Denis Hopp: The entire industry is changing. MEGA or GIGA casting are the topics that are being well discussed at the moment. BMW has developed so-called "injector casting" for e-mobility. There are also improved filling processes. Now, we can see that there is a lot of external input flowing into the foundries, not all of it promising or targeted. We have to keep deciding which technologies are interesting for us and in which direction we want to develop. Until recently, we still had the Lost Foam process. Sometimes you have to abandon old technologies. Recently, I had the opportunity to see the production of the 5th generation of BMW electric motor housings. It is very impressive that the "entire process" at BMW - from the production of the cores to the testing of the castings - is interlinked.

Foundry-Planet: It is exciting to see the variety of ongoing processes. We are in a time of transformation. How do you manage this as a company when the number of castings for ICEs is declining? Are there other technologies that could be an alternative?

Denis Hopp: Melt conditioning is one such possible alternative. We are currently evaluating the different technologies for melt pre-treatment very intensively.

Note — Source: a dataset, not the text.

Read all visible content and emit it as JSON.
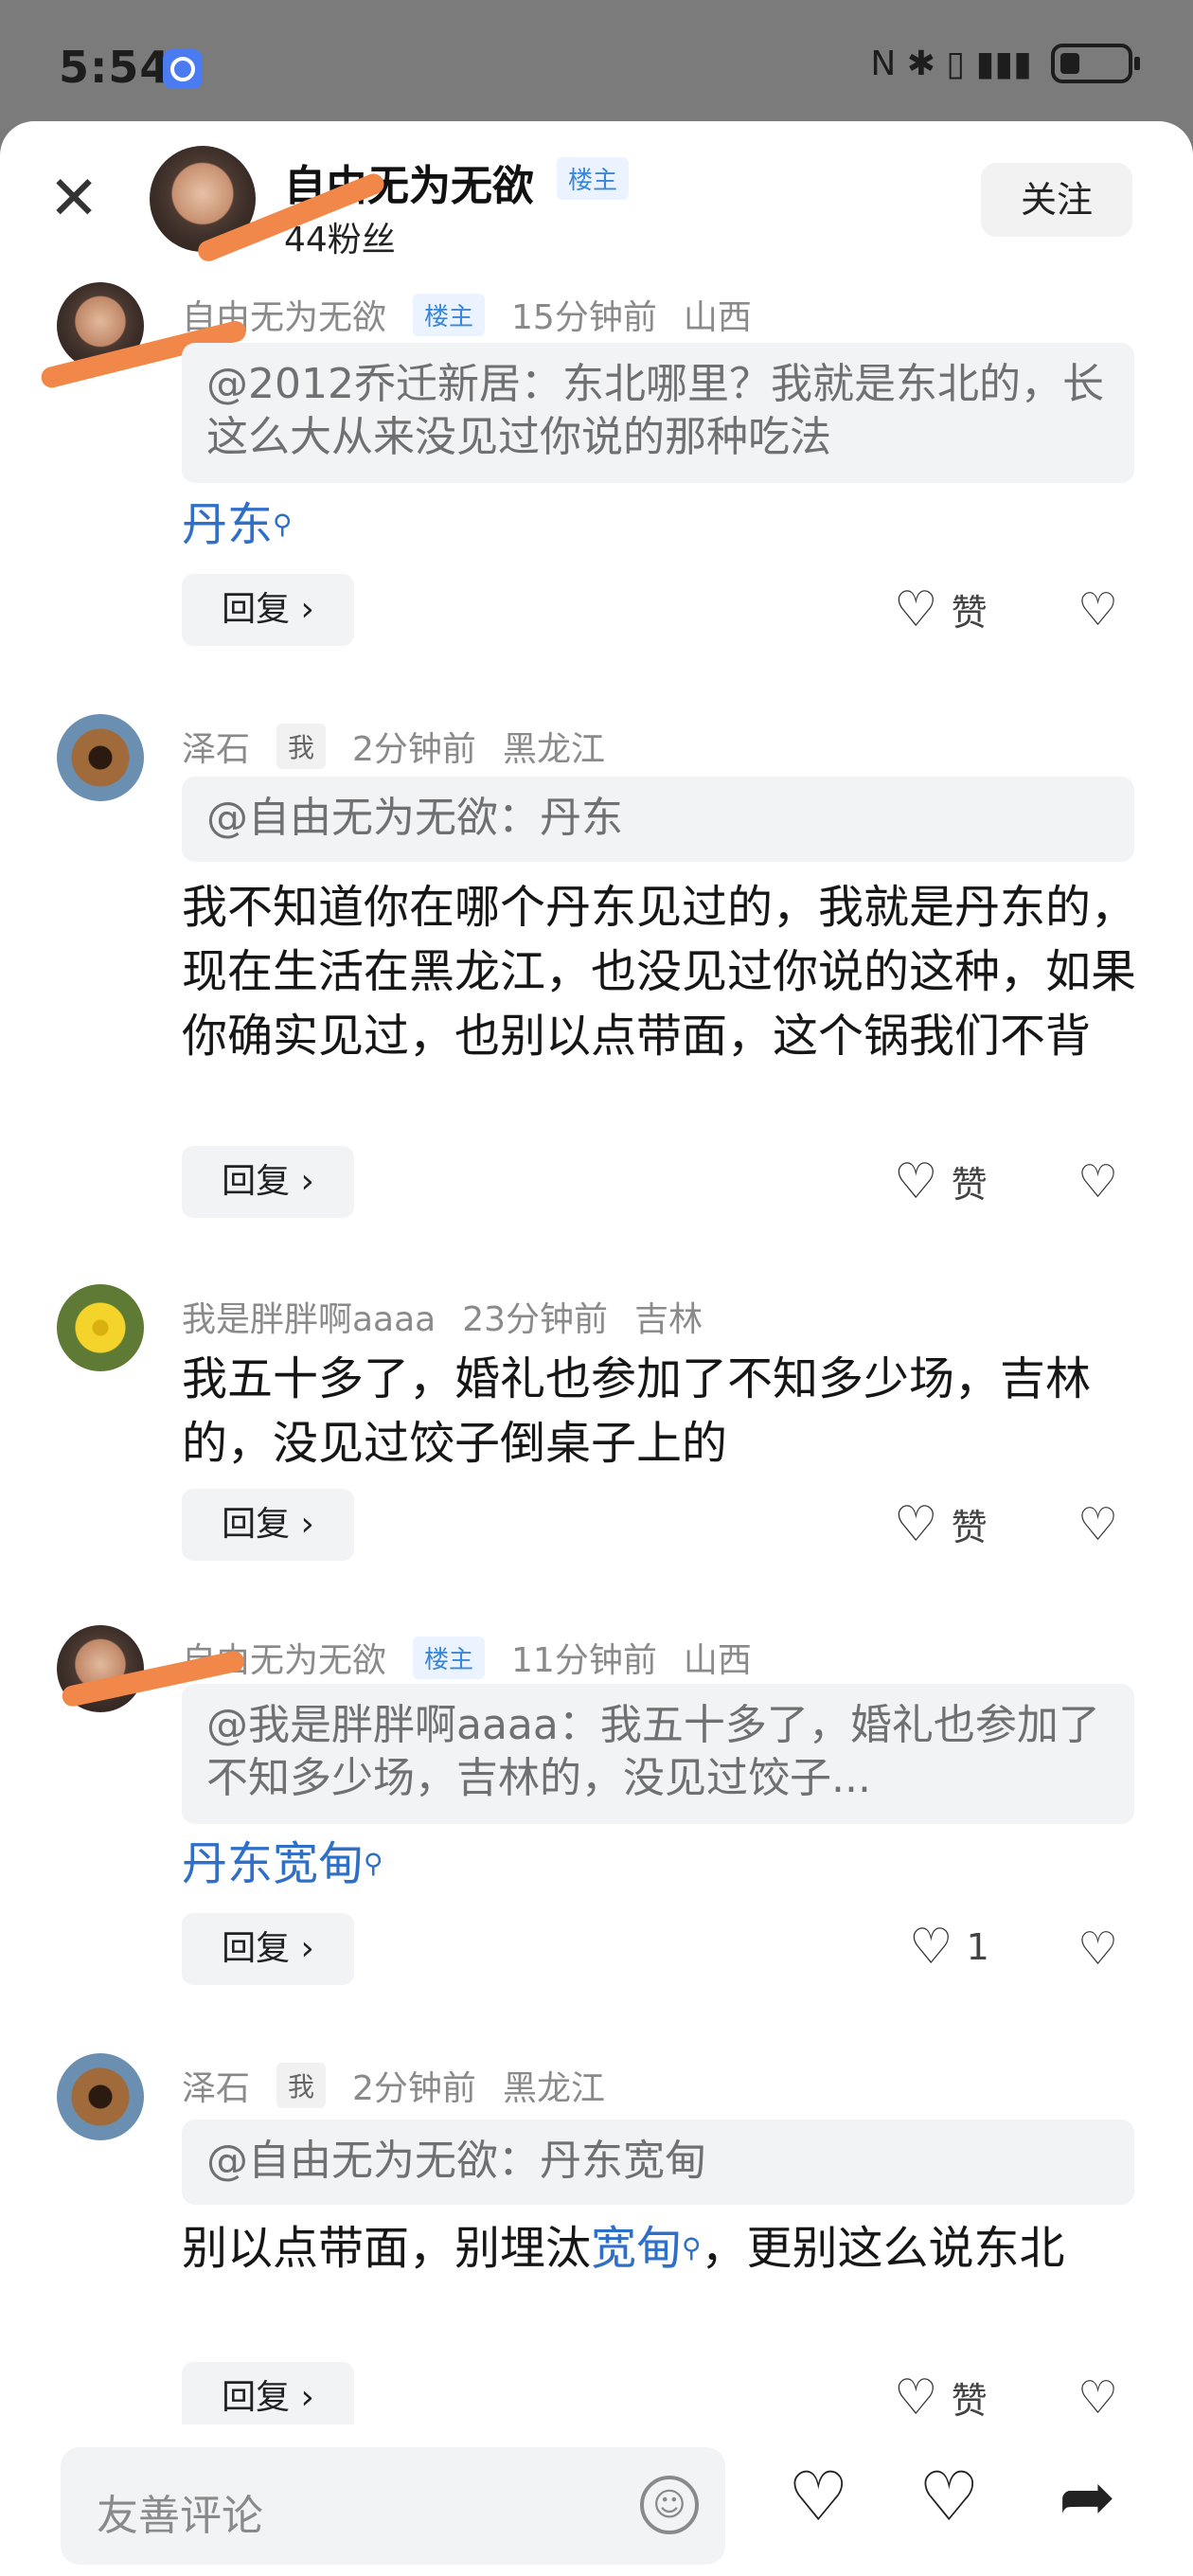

"Even if we "only" stay in our core business, we are looking at a promising future, especially because there are good substitutes in the aluminium sector."

Foundry-Planet: Recently we had an interesting conversation about casting washbasins. Do you think it will go in that direction in the future?

Katharina Faerber: The proportion of aluminium in vehicles will increase. Of course, we look in all product groups of the vehicle, even those that were not accessible to us until now. Because entry barriers can be overcome by developing processes.

Denis Hopp: Basically, other markets can also be interesting for us. One example is the field of communication with the housings for 5G technology. Lightweight construction plays an important role for us not only in automotive construction. After all, there are interesting housings to cast for electromobility in the truck sector as well.

Of course, customers who buy a large number of units are the most interesting for us. But even if we "only" stay in our core business, we are looking at a promising future, especially because there are good substitutes for e-mobility in the aluminium sector, compared to iron casting.

Foundry-Planet: This shows that your company is on the right way by entering as Tier ONE in MEGA casting. With the new plant, the first step has already been taken. Does that mean that many more steps will follow?

Katharina Faerber: Handtmann will continuously invest in the further development of megacasting as well as the processes that go beyond it. The mega-casting plant will be set up in Biberach at the beginning of 2024. We welcome you to visit the plant!

Foundry-Planet: Thank you very much, it’s a pleasure for us to come! Last question: The competition between die casting and gravity die casting: How do you deal with that?

Denis Hopp: We handle it calmly because we serve different product groups. In my opinion, there is no internal competition. When necessary, we choose the method that is better for us.

Katharina Faerber: Gravity die casting can be an alternative, but we are primarily die casters.

Foundry-Planet: Thank you for the interview!

The interview was conducted by Thomas Fritsch, CEO, Foundry-Planet and Diana Engelmann, International Editor, also Foundry-Planet.

Information about Handtmann Metallgusswerk GmbH & Co. KG  

  • Founded: 1873
  • Headquarter: Biberach an der Riß
  • 4,300 employees worldwide (stand 2022)
  • 1.1 billion euros turnover (stand 2022), 597 million euros in light metal casting
  • 6 business divisions (light metal casting, filling and portioning systems, plant technology, plastics technology, systems technology, e-solutions)


Company Info

Albert Handtmann Metallgusswerk GmbH & Co. KG

Arthur-Handtmann-Str. 25-31
88400 Biberach

Telephone: +49 7351 342-0